Here’s a super visual that tells you more. Leonard, Dorothy. Critical Knowledge Transfer (p. 8). Harvard Business Review Press. Kindle Edition.

Liz McLean on Twitter @knowsaic  on LinkedIn https://www.linkedin.com/in/efmclean/

Experienced-Based Wisdom Takes You Further: Deep Smarts

This book choice post first appeared on the Major Projects Knowledge Hub on September 18, 2019.  Liz will be posting book choices to the Facebook Group Major Projects Knowledge Hub throughout the month of September 2019.

Greetings, all! Jonathan Norman invited me to share some book choices with you this month. In hopes that they will spark some new ideas for your work, here’s this week’s share:

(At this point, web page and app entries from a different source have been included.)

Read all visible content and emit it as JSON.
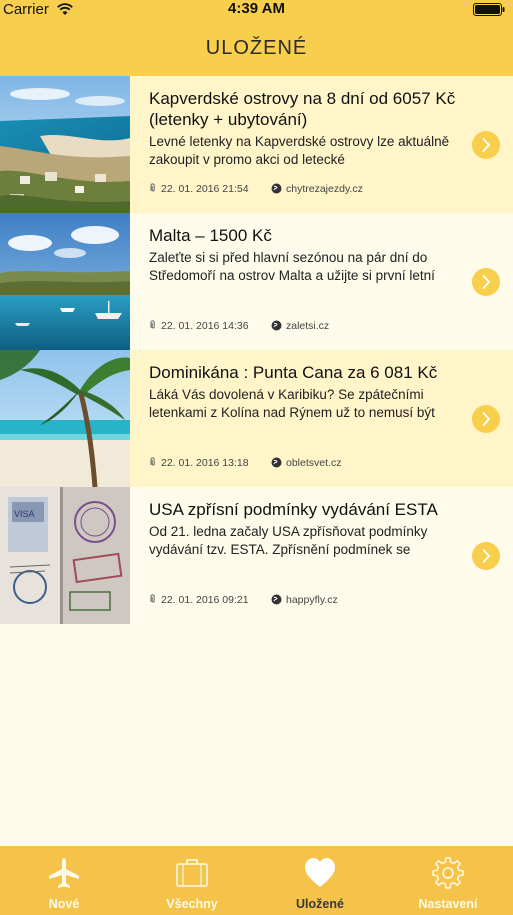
{
  "status": {
    "carrier": "Carrier",
    "time": "4:39 AM"
  },
  "nav": {
    "title": "ULOŽENÉ"
  },
  "articles": [
    {
      "title": "Kapverdské ostrovy na 8 dní od 6057 Kč (letenky + ubytování)",
      "description": "Levné letenky na Kapverdské ostrovy lze aktuálně zakoupit v promo akci od letecké",
      "date": "22. 01. 2016 21:54",
      "source": "chytrezajezdy.cz",
      "image": "coastal-town-photo"
    },
    {
      "title": "Malta – 1500 Kč",
      "description": "Zaleťte si si před hlavní sezónou na pár dní do Středomoří na ostrov Malta a užijte si první letní",
      "date": "22. 01. 2016 14:36",
      "source": "zaletsi.cz",
      "image": "harbor-boats-photo"
    },
    {
      "title": "Dominikána : Punta Cana za 6 081 Kč",
      "description": "Láká Vás dovolená v Karibiku? Se zpátečními letenkami z Kolína nad Rýnem už to nemusí být",
      "date": "22. 01. 2016 13:18",
      "source": "obletsvet.cz",
      "image": "palm-beach-photo"
    },
    {
      "title": "USA zpřísní podmínky vydávání ESTA",
      "description": "Od 21. ledna začaly USA zpřísňovat podmínky vydávání tzv. ESTA. Zpřísnění podmínek se",
      "date": "22. 01. 2016 09:21",
      "source": "happyfly.cz",
      "image": "passport-stamps-photo"
    }
  ],
  "tabs": [
    {
      "label": "Nové",
      "icon": "airplane-icon"
    },
    {
      "label": "Všechny",
      "icon": "suitcase-icon"
    },
    {
      "label": "Uložené",
      "icon": "heart-icon"
    },
    {
      "label": "Nastavení",
      "icon": "gear-icon"
    }
  ],
  "colors": {
    "accent": "#f7cf4d",
    "tabbar": "#f5c24a",
    "row_tint": "#fff5c9",
    "background": "#fffbea"
  }
}
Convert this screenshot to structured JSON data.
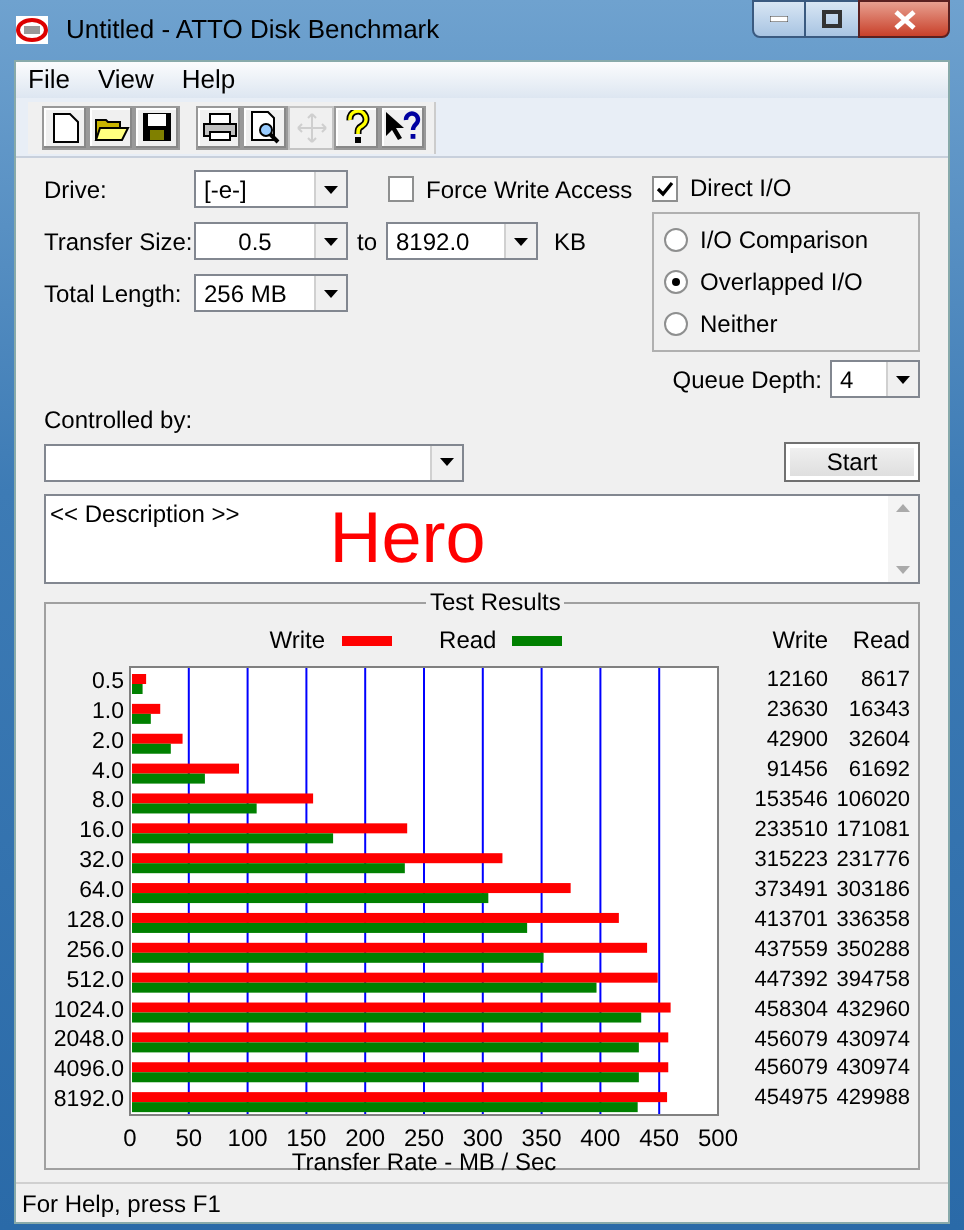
{
  "window": {
    "title": "Untitled - ATTO Disk Benchmark"
  },
  "menu": [
    "File",
    "View",
    "Help"
  ],
  "toolbar": [
    {
      "kind": "new",
      "disabled": false
    },
    {
      "kind": "open",
      "disabled": false
    },
    {
      "kind": "save",
      "disabled": false
    },
    {
      "kind": "print",
      "disabled": false
    },
    {
      "kind": "preview",
      "disabled": false
    },
    {
      "kind": "move",
      "disabled": true
    },
    {
      "kind": "help",
      "disabled": false
    },
    {
      "kind": "context_help",
      "disabled": false
    }
  ],
  "settings": {
    "drive": {
      "label": "Drive:",
      "value": "[-e-]"
    },
    "transfer_size": {
      "label": "Transfer Size:",
      "from": "0.5",
      "to_label": "to",
      "to": "8192.0",
      "unit": "KB"
    },
    "total_length": {
      "label": "Total Length:",
      "value": "256 MB"
    },
    "force_write_access": {
      "label": "Force Write Access",
      "checked": false
    },
    "direct_io": {
      "label": "Direct I/O",
      "checked": true
    },
    "io_modes": [
      {
        "label": "I/O Comparison",
        "selected": false
      },
      {
        "label": "Overlapped I/O",
        "selected": true
      },
      {
        "label": "Neither",
        "selected": false
      }
    ],
    "queue_depth": {
      "label": "Queue Depth:",
      "value": "4"
    },
    "controlled_by": {
      "label": "Controlled by:"
    },
    "start_button": "Start"
  },
  "description": {
    "value": "<< Description >>",
    "overlay_label": "Hero"
  },
  "test_results": {
    "chart_data": {
      "type": "bar",
      "orientation": "horizontal",
      "grid": true,
      "title": "Test Results",
      "xlabel": "Transfer Rate - MB / Sec",
      "categories": [
        "0.5",
        "1.0",
        "2.0",
        "4.0",
        "8.0",
        "16.0",
        "32.0",
        "64.0",
        "128.0",
        "256.0",
        "512.0",
        "1024.0",
        "2048.0",
        "4096.0",
        "8192.0"
      ],
      "xlim": [
        0,
        500
      ],
      "xticks": [
        0,
        50,
        100,
        150,
        200,
        250,
        300,
        350,
        400,
        450,
        500
      ],
      "series": [
        {
          "name": "Write",
          "color": "#ff0000",
          "values": [
            12,
            24,
            43,
            91,
            154,
            234,
            315,
            373,
            414,
            438,
            447,
            458,
            456,
            456,
            455
          ]
        },
        {
          "name": "Read",
          "color": "#008000",
          "values": [
            9,
            16,
            33,
            62,
            106,
            171,
            232,
            303,
            336,
            350,
            395,
            433,
            431,
            431,
            430
          ]
        }
      ]
    },
    "table": {
      "columns": [
        "Write",
        "Read"
      ],
      "rows": [
        [
          "12160",
          "8617"
        ],
        [
          "23630",
          "16343"
        ],
        [
          "42900",
          "32604"
        ],
        [
          "91456",
          "61692"
        ],
        [
          "153546",
          "106020"
        ],
        [
          "233510",
          "171081"
        ],
        [
          "315223",
          "231776"
        ],
        [
          "373491",
          "303186"
        ],
        [
          "413701",
          "336358"
        ],
        [
          "437559",
          "350288"
        ],
        [
          "447392",
          "394758"
        ],
        [
          "458304",
          "432960"
        ],
        [
          "456079",
          "430974"
        ],
        [
          "456079",
          "430974"
        ],
        [
          "454975",
          "429988"
        ]
      ]
    }
  },
  "status_bar": "For Help, press F1"
}
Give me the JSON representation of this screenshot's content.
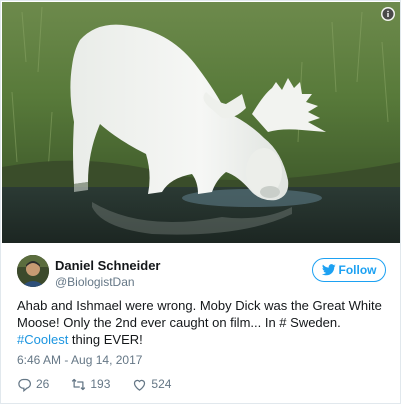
{
  "media": {
    "description_icon": "info-icon"
  },
  "author": {
    "display_name": "Daniel Schneider",
    "handle": "@BiologistDan",
    "avatar_icon": "avatar"
  },
  "follow_button": {
    "label": "Follow",
    "icon": "bird-icon"
  },
  "tweet": {
    "line1": "Ahab and Ishmael were wrong. Moby Dick was the Great White",
    "line2": "Moose! Only the 2nd ever caught on film... In # Sweden.",
    "hashtag": "#Coolest",
    "line3_rest": " thing EVER!",
    "timestamp": "6:46 AM - Aug 14, 2017"
  },
  "actions": {
    "reply_count": "26",
    "retweet_count": "193",
    "like_count": "524"
  },
  "colors": {
    "link_blue": "#1da1f2",
    "hashtag_blue": "#1b95e0",
    "secondary_text": "#657786",
    "primary_text": "#14171a"
  }
}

Leonard, D., and Walter Swap. Deep Smarts: How to Cultivate and Transfer Business Wisdom. Boston, MA: Harvard Business School Press, 2005. https://www.hbs.edu/faculty/Pages/item.aspx?num=19601

 

In my last two book choices, I outlined the ways that protecting or losing experienced based expertise know-how directly impacts distinctive competitive advantages.  I also used the term “deep smarts” frequently.  This book choice gets right into the heart of what that term means.

“Deep smarts are the engine of your organization.”

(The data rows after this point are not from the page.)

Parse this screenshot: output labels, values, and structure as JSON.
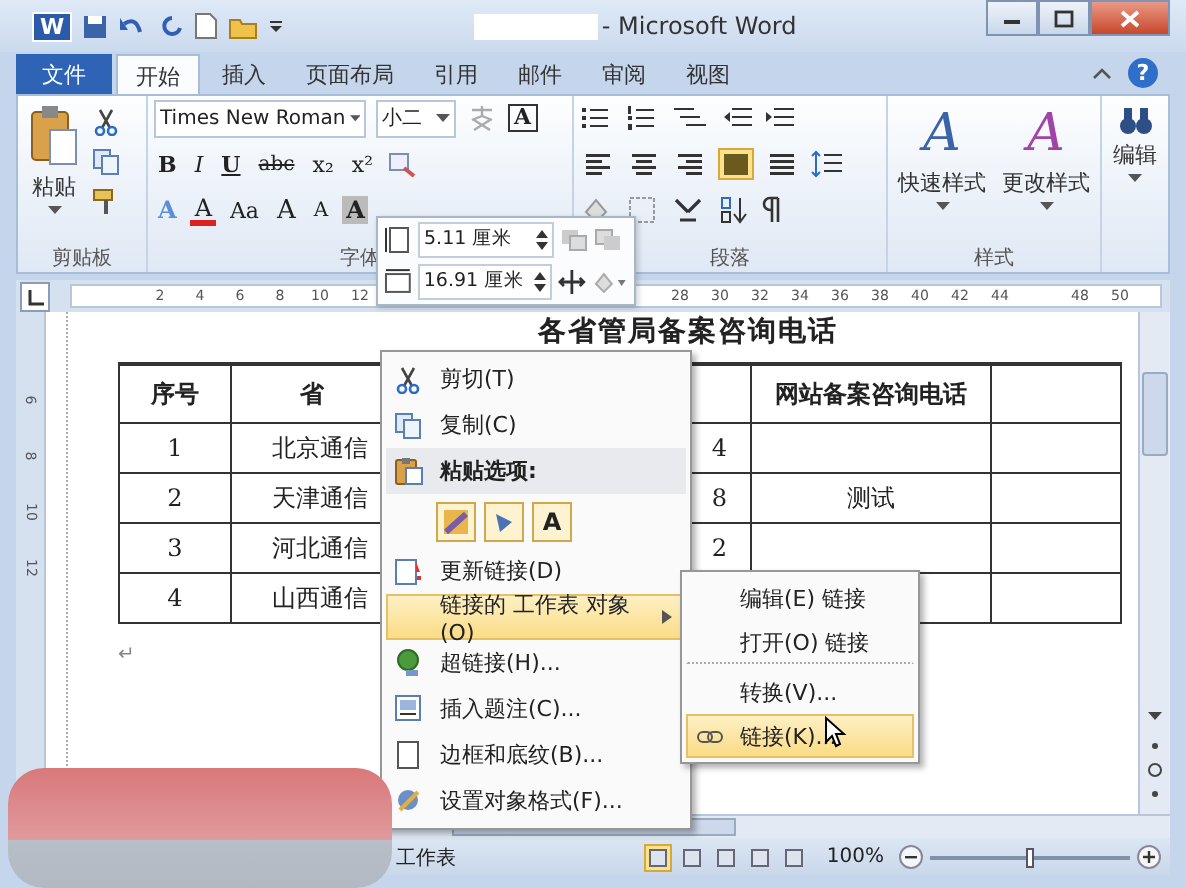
{
  "window": {
    "logo_letter": "W",
    "title": "- Microsoft Word"
  },
  "tabs": [
    {
      "label": "文件",
      "kind": "file",
      "selected": false
    },
    {
      "label": "开始",
      "kind": "tab",
      "selected": true
    },
    {
      "label": "插入",
      "kind": "tab",
      "selected": false
    },
    {
      "label": "页面布局",
      "kind": "tab",
      "selected": false
    },
    {
      "label": "引用",
      "kind": "tab",
      "selected": false
    },
    {
      "label": "邮件",
      "kind": "tab",
      "selected": false
    },
    {
      "label": "审阅",
      "kind": "tab",
      "selected": false
    },
    {
      "label": "视图",
      "kind": "tab",
      "selected": false
    }
  ],
  "help": "?",
  "ribbon": {
    "clipboard": {
      "paste_label": "粘贴",
      "group_label": "剪贴板"
    },
    "font": {
      "font_name": "Times New Roman",
      "font_size": "小二",
      "border_button": "A",
      "format_buttons": [
        {
          "label": "B",
          "kind": "bold"
        },
        {
          "label": "I",
          "kind": "italic"
        },
        {
          "label": "U",
          "kind": "underline"
        },
        {
          "label": "abc",
          "kind": "strike"
        },
        {
          "label": "x₂",
          "kind": "sub"
        },
        {
          "label": "x²",
          "kind": "sup"
        }
      ],
      "effect_buttons": [
        {
          "label": "A",
          "kind": "text-effect"
        },
        {
          "label": "A",
          "kind": "font-color"
        },
        {
          "label": "Aa",
          "kind": "case"
        },
        {
          "label": "A",
          "kind": "grow"
        },
        {
          "label": "A",
          "kind": "shrink"
        },
        {
          "label": "A",
          "kind": "shading"
        }
      ],
      "group_label": "字体"
    },
    "paragraph": {
      "alignments": [
        {
          "kind": "left",
          "selected": false
        },
        {
          "kind": "center",
          "selected": false
        },
        {
          "kind": "right",
          "selected": false
        },
        {
          "kind": "justify",
          "selected": true
        },
        {
          "kind": "distributed",
          "selected": false
        }
      ],
      "group_label": "段落"
    },
    "styles": {
      "buttons": [
        {
          "label": "快速样式",
          "glyph": "A"
        },
        {
          "label": "更改样式",
          "glyph": "A"
        }
      ],
      "group_label": "样式"
    },
    "editing": {
      "label": "编辑"
    }
  },
  "mini_toolbar": {
    "height": "5.11 厘米",
    "width": "16.91 厘米"
  },
  "ruler": {
    "ticks": [
      "2",
      "4",
      "6",
      "8",
      "10",
      "12",
      "28",
      "30",
      "32",
      "34",
      "36",
      "38",
      "40",
      "42",
      "44",
      "48",
      "50"
    ],
    "vertical_ticks": [
      "6",
      "8",
      "10",
      "12"
    ]
  },
  "document": {
    "title": "各省管局备案咨询电话",
    "table": {
      "headings": {
        "column_1": "序号",
        "column_2": "省",
        "column_4": "网站备案咨询电话"
      },
      "rows": [
        {
          "column_1": "1",
          "column_2": "北京通信",
          "column_3": "4"
        },
        {
          "column_1": "2",
          "column_2": "天津通信",
          "column_3": "8",
          "column_4": "测试"
        },
        {
          "column_1": "3",
          "column_2": "河北通信",
          "column_3": "2"
        },
        {
          "column_1": "4",
          "column_2": "山西通信"
        }
      ]
    },
    "paragraph_mark": "↵"
  },
  "context_menu": {
    "items": [
      {
        "kind": "command",
        "label": "剪切(T)",
        "selected": false
      },
      {
        "kind": "command",
        "label": "复制(C)",
        "selected": false
      },
      {
        "kind": "header",
        "label": "粘贴选项:",
        "selected": false
      },
      {
        "kind": "paste-options",
        "selected": false
      },
      {
        "kind": "command",
        "label": "更新链接(D)",
        "selected": false
      },
      {
        "kind": "submenu",
        "label": "链接的 工作表 对象(O)",
        "selected": true
      },
      {
        "kind": "command",
        "label": "超链接(H)...",
        "selected": false
      },
      {
        "kind": "command",
        "label": "插入题注(C)...",
        "selected": false
      },
      {
        "kind": "command",
        "label": "边框和底纹(B)...",
        "selected": false
      },
      {
        "kind": "command",
        "label": "设置对象格式(F)...",
        "selected": false
      }
    ],
    "paste_options": [
      {
        "kind": "keep-formatting"
      },
      {
        "kind": "merge-formatting"
      },
      {
        "kind": "text-only",
        "label": "A"
      }
    ],
    "submenu": [
      {
        "label": "编辑(E) 链接",
        "selected": false,
        "separator_after": false
      },
      {
        "label": "打开(O) 链接",
        "selected": false,
        "separator_after": true
      },
      {
        "label": "转换(V)...",
        "selected": false,
        "separator_after": false
      },
      {
        "label": "链接(K)...",
        "selected": true,
        "separator_after": false
      }
    ]
  },
  "status_bar": {
    "sheet_label": "工作表",
    "views": [
      {
        "selected": true
      },
      {
        "selected": false
      },
      {
        "selected": false
      },
      {
        "selected": false
      },
      {
        "selected": false
      }
    ],
    "zoom": {
      "label": "100%",
      "level": 0.5
    }
  }
}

For my own work, I depend on Leonard and Swap’s book because of their own experiences, wisdom and know-how in this field.  Their own research and practical approach experiences are primary sources in the knowledge transfer and continuity management field.

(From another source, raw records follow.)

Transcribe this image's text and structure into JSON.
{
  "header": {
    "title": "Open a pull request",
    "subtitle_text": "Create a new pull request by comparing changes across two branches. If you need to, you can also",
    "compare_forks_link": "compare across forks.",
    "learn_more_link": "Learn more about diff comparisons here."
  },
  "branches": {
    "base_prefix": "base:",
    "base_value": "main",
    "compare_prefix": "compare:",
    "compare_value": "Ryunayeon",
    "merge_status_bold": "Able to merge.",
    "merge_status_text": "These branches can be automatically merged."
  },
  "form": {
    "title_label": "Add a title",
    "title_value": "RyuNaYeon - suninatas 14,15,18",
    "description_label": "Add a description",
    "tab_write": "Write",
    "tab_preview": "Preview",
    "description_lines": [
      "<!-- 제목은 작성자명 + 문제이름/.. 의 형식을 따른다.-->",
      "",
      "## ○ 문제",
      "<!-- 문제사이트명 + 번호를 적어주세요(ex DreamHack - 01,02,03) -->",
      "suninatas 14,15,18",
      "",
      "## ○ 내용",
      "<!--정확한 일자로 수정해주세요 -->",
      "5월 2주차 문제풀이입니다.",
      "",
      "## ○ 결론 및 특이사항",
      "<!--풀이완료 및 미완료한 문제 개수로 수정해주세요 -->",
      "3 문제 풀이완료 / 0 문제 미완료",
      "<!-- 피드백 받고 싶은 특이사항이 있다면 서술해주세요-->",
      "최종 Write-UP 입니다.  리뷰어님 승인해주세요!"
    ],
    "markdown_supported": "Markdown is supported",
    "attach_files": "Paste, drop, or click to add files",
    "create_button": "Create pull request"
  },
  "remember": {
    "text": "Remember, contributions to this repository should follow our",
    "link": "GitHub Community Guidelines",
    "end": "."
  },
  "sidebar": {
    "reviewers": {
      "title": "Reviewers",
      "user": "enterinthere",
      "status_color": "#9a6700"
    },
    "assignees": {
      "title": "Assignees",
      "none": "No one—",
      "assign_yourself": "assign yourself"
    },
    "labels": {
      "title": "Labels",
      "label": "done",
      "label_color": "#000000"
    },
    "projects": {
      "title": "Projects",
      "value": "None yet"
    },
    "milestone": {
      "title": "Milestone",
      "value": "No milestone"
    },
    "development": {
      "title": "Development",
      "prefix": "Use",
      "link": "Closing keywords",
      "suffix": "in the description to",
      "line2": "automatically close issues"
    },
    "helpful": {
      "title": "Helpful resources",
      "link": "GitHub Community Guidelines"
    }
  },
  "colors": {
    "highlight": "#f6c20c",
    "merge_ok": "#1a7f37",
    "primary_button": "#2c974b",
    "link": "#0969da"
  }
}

Leonard and Swap explicitly highlight components and knowledge flow activities to successfully transfer experienced-based business expertise.  They demonstrate

  • The fundamental need to understand where expertise lives;
  • essentials of how to build expertise exchange cultures;
  • approaches to create knowledge transfer and continuity to engage and ensure that implied and tacit know-how become explicitly understood and brokered.

Give it a skim or a deep dive and then let me know what you think here or on twitter. @knowsaicNo photo description available.

Tell me more – conversations to grow what we know.

Jonathan Norman recently shared an outstanding resource via Major Projects Knowledge Hub Facebook group.  Diane Thielfoldt’s piece on the topic of knowledge transfer “Passing the Torch: Transferring Knowledge from Baby Boomer Employees to the Next Generation(s)  provides an amazing  overview of risks associated with loss of organizational expertise and competitive capabilities. To mitigate this risk and reverse strategic knowledge asset loss or exhaust, her article does a great job of describing the need to cultivate knowledge exchange and learning operations. I’m also inspired by her clear-eyed, practical examples of where and how to begin.

Reflection on Thielfoldt’s insights brought me back to Ana Neves of Social Now, another thought leader on knowledge sharing through enterprise social exchange. Ana’s writes and speaks about the essential elements needed first to set up successful practices.  Not just another tech tool here!  The fundamentals and frameworks to surface tacit knowledge assets begin with operations, leadership shifts and physical infrastructure.  With these management decision in play, essential enablers are in place for know-who and know-how to grow.  Neves gives us examples: create physical spaces for informal work discussions, establish time and rewards for “Work Out Loud” posts (to enterprise social networks or communities of practice for example) and in-person opportunities for community conversation and expertise exchanges.

Social Now’s 2019 conference highlighted the compelling cases for today’s networked leaders to create examples, operations and model engagement to shift organizational cultures to grow knowledge transfer and continuity. Her Social Now web page on the mandate for “new forms of ecosystem engagement” and “a shift in organizational mind-set, structure and interaction” is here: https://socialnow.org/developing-todays-networked…/

Taken together, these two resources spark vision and frameworks that use face-to-face or virtual conversations to capitalize on expertise for reuse and innovative problem solving.